### [Your task]
In the records below, find each line holding the word "prompt" and copy it.

Records excerpted from a collection:
________

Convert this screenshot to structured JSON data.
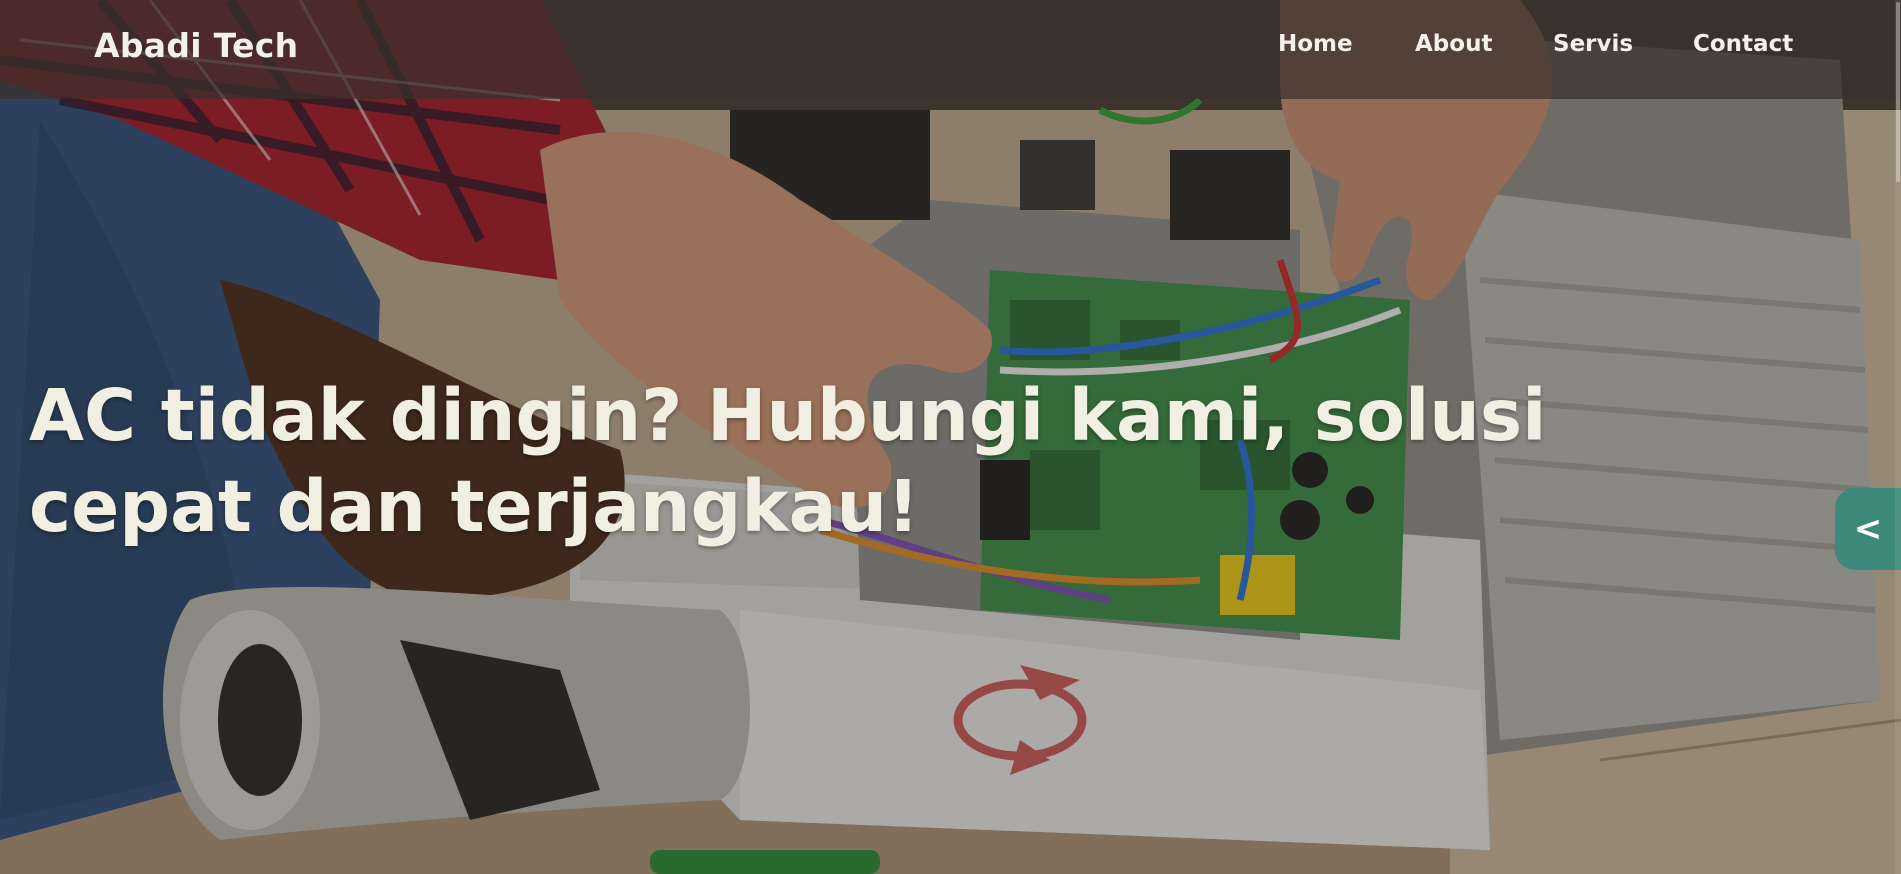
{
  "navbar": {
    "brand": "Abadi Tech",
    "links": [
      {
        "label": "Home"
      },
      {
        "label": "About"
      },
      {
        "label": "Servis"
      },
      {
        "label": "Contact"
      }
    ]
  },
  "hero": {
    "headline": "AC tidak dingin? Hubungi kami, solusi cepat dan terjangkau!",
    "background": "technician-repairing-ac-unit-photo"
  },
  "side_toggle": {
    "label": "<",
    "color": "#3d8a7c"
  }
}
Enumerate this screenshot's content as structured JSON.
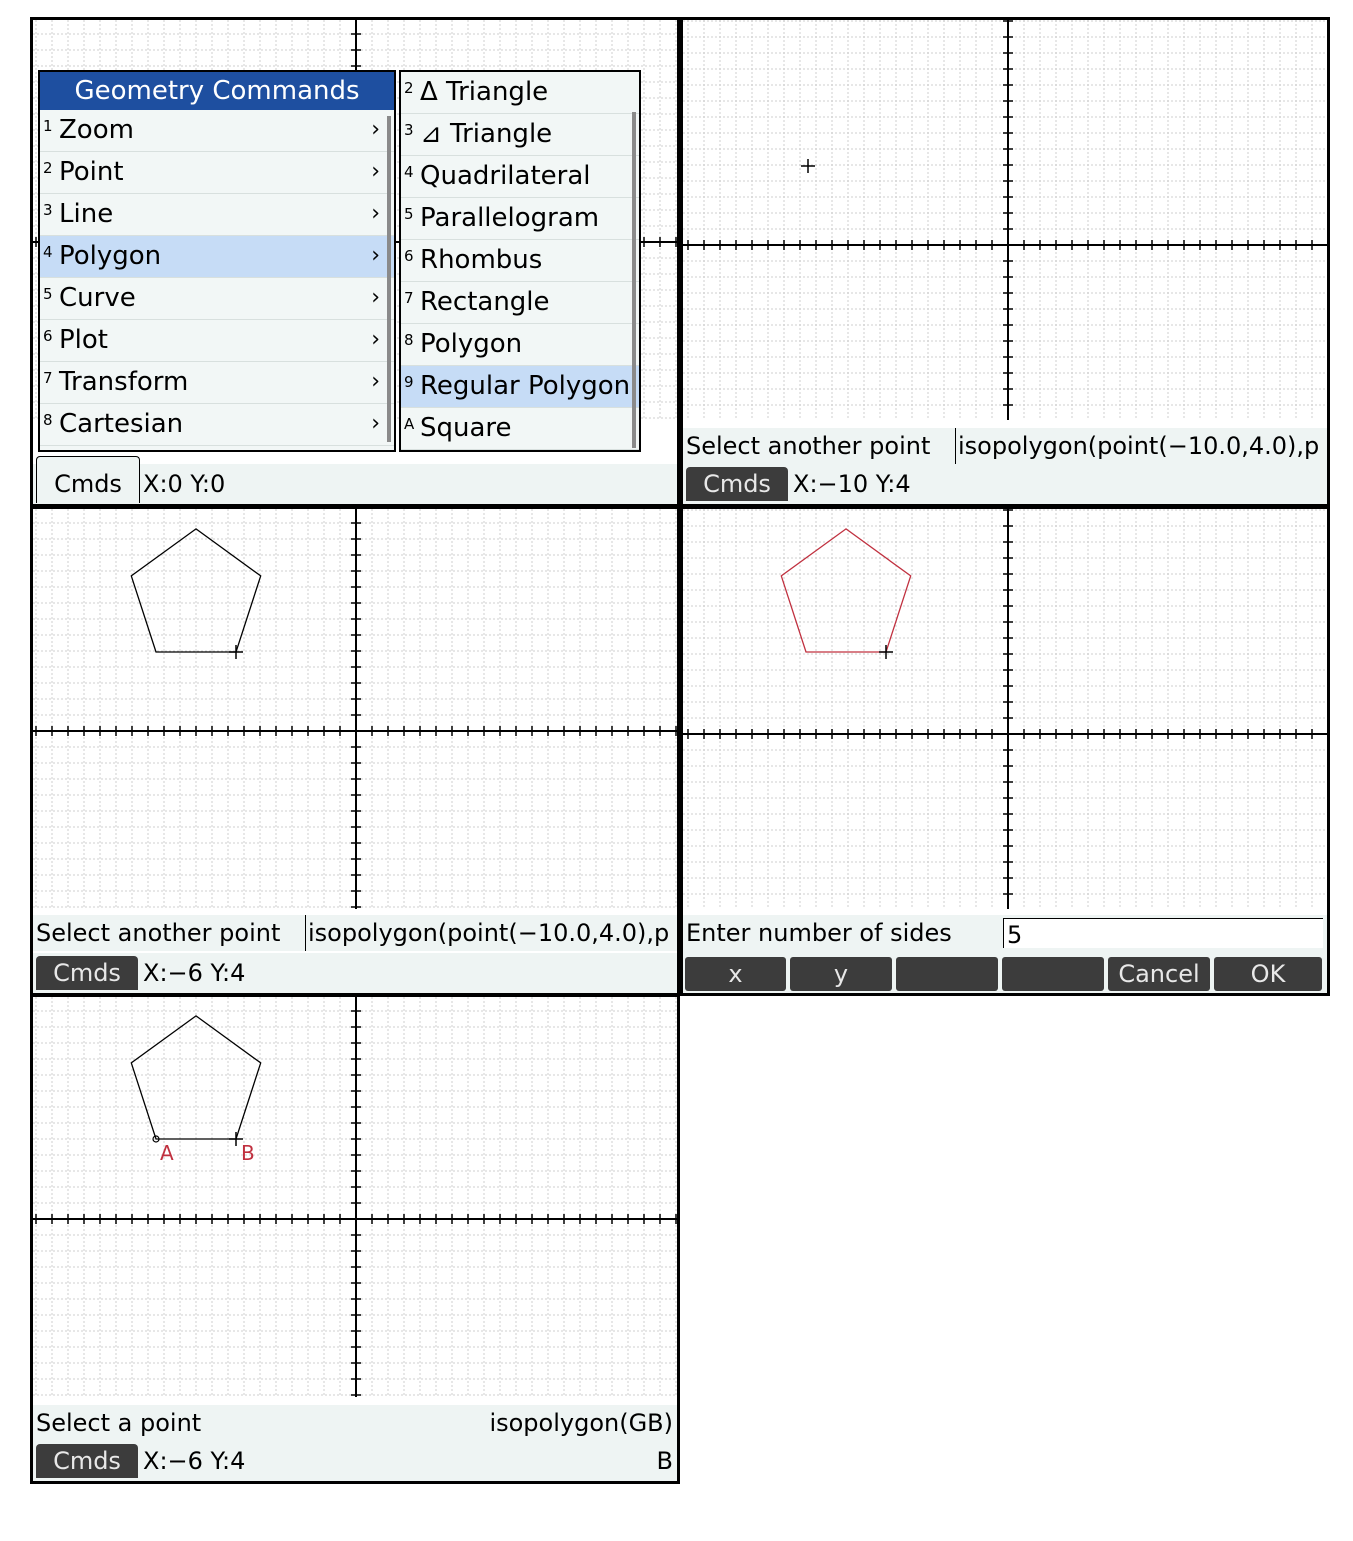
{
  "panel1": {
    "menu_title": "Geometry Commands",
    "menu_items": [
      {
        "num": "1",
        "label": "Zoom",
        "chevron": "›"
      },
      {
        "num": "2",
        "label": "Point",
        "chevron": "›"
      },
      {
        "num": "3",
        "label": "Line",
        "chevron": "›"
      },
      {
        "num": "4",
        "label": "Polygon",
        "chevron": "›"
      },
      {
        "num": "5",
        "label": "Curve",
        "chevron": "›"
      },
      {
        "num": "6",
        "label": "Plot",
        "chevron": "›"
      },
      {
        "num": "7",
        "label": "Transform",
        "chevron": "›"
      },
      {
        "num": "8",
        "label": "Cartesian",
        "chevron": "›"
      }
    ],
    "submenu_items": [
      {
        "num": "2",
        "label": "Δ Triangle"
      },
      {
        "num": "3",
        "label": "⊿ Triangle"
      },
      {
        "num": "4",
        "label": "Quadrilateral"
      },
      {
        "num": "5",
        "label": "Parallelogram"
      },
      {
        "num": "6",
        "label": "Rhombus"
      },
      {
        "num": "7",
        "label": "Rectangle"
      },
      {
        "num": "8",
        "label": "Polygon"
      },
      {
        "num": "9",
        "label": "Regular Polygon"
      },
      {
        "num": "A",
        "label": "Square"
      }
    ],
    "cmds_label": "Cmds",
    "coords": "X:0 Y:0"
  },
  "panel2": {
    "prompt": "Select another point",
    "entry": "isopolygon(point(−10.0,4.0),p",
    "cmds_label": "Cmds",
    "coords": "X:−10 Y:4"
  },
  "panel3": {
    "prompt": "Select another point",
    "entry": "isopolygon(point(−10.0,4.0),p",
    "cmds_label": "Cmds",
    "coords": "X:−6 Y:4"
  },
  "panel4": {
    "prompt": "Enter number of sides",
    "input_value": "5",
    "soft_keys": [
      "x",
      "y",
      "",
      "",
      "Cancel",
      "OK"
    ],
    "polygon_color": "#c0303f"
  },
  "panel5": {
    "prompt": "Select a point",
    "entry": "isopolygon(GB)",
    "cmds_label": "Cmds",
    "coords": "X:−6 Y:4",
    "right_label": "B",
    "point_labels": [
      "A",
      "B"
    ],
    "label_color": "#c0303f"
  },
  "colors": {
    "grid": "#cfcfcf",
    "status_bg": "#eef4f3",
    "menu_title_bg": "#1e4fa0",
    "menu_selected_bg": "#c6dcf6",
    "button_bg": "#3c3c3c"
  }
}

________

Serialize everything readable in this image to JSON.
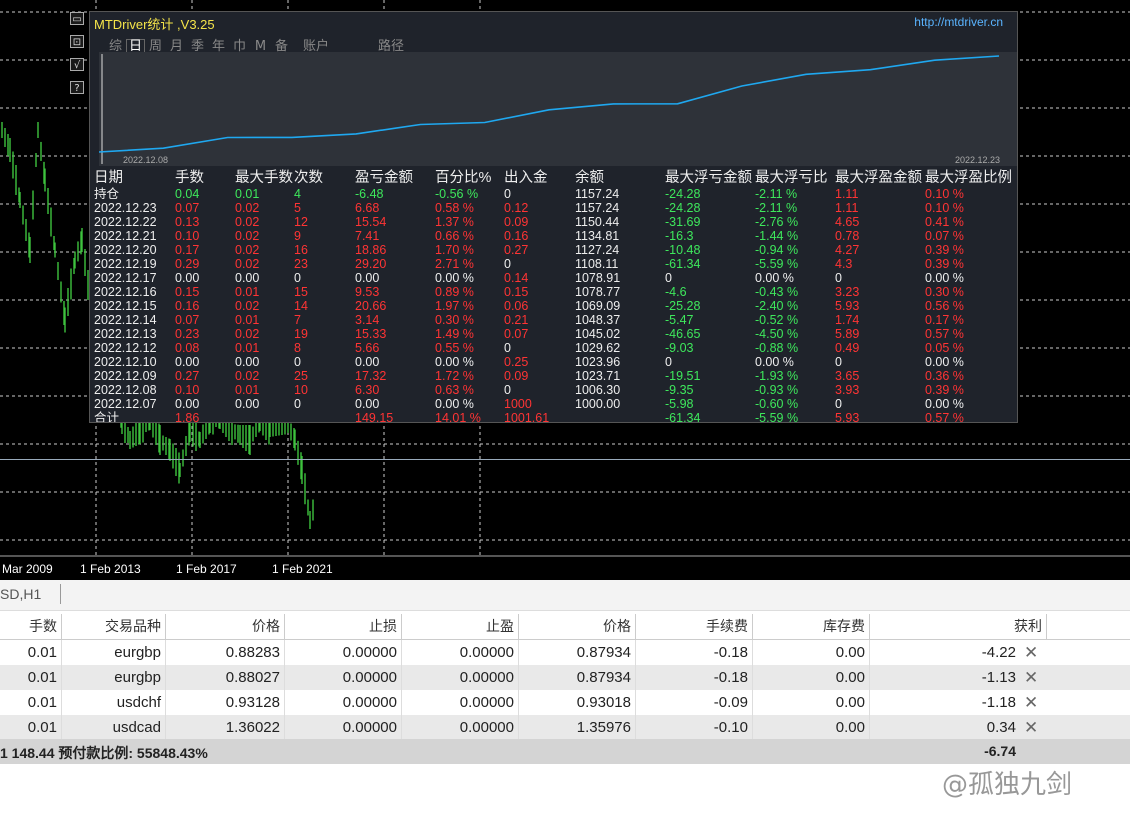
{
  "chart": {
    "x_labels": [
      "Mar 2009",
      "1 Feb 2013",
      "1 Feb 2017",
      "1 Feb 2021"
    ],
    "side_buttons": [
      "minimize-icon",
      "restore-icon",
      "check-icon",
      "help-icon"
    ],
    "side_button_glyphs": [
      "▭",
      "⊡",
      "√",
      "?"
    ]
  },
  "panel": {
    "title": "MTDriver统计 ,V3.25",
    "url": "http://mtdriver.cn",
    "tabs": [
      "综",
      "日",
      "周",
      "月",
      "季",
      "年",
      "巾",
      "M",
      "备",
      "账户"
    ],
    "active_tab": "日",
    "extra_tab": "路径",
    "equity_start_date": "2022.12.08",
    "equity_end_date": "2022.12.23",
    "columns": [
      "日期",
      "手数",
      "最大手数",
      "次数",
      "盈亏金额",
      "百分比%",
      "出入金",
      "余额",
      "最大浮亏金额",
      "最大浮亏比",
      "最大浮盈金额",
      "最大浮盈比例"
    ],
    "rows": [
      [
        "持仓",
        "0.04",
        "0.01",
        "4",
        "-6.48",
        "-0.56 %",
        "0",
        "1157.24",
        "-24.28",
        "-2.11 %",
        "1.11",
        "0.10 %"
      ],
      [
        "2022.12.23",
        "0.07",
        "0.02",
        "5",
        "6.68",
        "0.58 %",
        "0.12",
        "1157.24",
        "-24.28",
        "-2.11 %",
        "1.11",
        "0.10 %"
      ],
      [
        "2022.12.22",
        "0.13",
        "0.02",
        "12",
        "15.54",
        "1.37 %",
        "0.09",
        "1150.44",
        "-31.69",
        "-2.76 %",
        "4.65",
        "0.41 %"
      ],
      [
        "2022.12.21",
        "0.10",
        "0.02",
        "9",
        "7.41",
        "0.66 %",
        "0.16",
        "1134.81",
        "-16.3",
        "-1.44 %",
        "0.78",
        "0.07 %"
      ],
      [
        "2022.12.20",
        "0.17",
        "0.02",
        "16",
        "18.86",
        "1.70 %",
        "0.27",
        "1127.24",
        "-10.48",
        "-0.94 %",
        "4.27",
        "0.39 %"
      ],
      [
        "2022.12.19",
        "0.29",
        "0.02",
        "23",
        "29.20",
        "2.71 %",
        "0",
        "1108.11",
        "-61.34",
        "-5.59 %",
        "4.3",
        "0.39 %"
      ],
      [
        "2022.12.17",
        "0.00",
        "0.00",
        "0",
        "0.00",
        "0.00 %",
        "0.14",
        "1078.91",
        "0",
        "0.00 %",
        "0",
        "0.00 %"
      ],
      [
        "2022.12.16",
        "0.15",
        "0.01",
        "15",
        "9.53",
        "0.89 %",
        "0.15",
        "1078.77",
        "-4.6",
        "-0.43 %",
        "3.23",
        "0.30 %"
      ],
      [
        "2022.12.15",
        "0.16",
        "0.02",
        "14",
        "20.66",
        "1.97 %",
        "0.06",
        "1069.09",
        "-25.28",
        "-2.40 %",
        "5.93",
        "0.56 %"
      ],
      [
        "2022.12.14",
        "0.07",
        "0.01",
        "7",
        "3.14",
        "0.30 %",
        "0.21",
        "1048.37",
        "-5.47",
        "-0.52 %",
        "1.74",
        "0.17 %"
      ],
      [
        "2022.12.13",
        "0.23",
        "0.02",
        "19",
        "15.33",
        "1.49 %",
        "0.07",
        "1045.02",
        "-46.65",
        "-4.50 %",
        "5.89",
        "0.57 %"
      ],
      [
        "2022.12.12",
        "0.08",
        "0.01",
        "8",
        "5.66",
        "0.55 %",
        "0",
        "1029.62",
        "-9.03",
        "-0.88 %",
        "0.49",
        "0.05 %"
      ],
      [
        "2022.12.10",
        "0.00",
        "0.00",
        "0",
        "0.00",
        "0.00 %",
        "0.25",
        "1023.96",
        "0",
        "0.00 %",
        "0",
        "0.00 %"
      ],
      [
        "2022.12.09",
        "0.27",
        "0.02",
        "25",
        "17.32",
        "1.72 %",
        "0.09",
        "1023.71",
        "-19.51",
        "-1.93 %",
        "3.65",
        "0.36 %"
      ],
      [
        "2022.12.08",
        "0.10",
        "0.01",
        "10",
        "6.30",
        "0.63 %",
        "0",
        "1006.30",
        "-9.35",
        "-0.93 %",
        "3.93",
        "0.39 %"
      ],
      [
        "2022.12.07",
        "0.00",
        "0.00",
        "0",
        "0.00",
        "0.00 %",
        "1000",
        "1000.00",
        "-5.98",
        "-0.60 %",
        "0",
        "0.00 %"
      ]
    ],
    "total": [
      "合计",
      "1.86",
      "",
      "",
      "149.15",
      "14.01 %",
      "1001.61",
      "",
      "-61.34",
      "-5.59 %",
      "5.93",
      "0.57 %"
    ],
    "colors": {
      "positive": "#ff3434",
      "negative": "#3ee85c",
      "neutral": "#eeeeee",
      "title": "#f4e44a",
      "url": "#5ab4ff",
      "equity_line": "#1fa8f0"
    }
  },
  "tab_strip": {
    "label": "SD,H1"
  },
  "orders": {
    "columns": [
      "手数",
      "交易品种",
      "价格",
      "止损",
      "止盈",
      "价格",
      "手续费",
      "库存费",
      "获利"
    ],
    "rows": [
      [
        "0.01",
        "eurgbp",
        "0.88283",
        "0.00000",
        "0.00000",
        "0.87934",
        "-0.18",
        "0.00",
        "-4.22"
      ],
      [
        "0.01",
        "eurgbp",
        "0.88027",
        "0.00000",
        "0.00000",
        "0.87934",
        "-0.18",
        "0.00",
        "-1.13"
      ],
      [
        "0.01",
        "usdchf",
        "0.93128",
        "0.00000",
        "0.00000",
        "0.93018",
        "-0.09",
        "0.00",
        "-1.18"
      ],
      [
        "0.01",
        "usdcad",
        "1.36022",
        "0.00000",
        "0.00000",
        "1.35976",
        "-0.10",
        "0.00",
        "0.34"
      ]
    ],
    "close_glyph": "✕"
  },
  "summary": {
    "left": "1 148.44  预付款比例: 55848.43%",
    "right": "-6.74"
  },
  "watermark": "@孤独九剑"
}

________

### [Task result]
    "prompt": "Select another point",
    "prompt": "Select another point",
    "prompt": "Enter number of sides",
    "prompt": "Select a point",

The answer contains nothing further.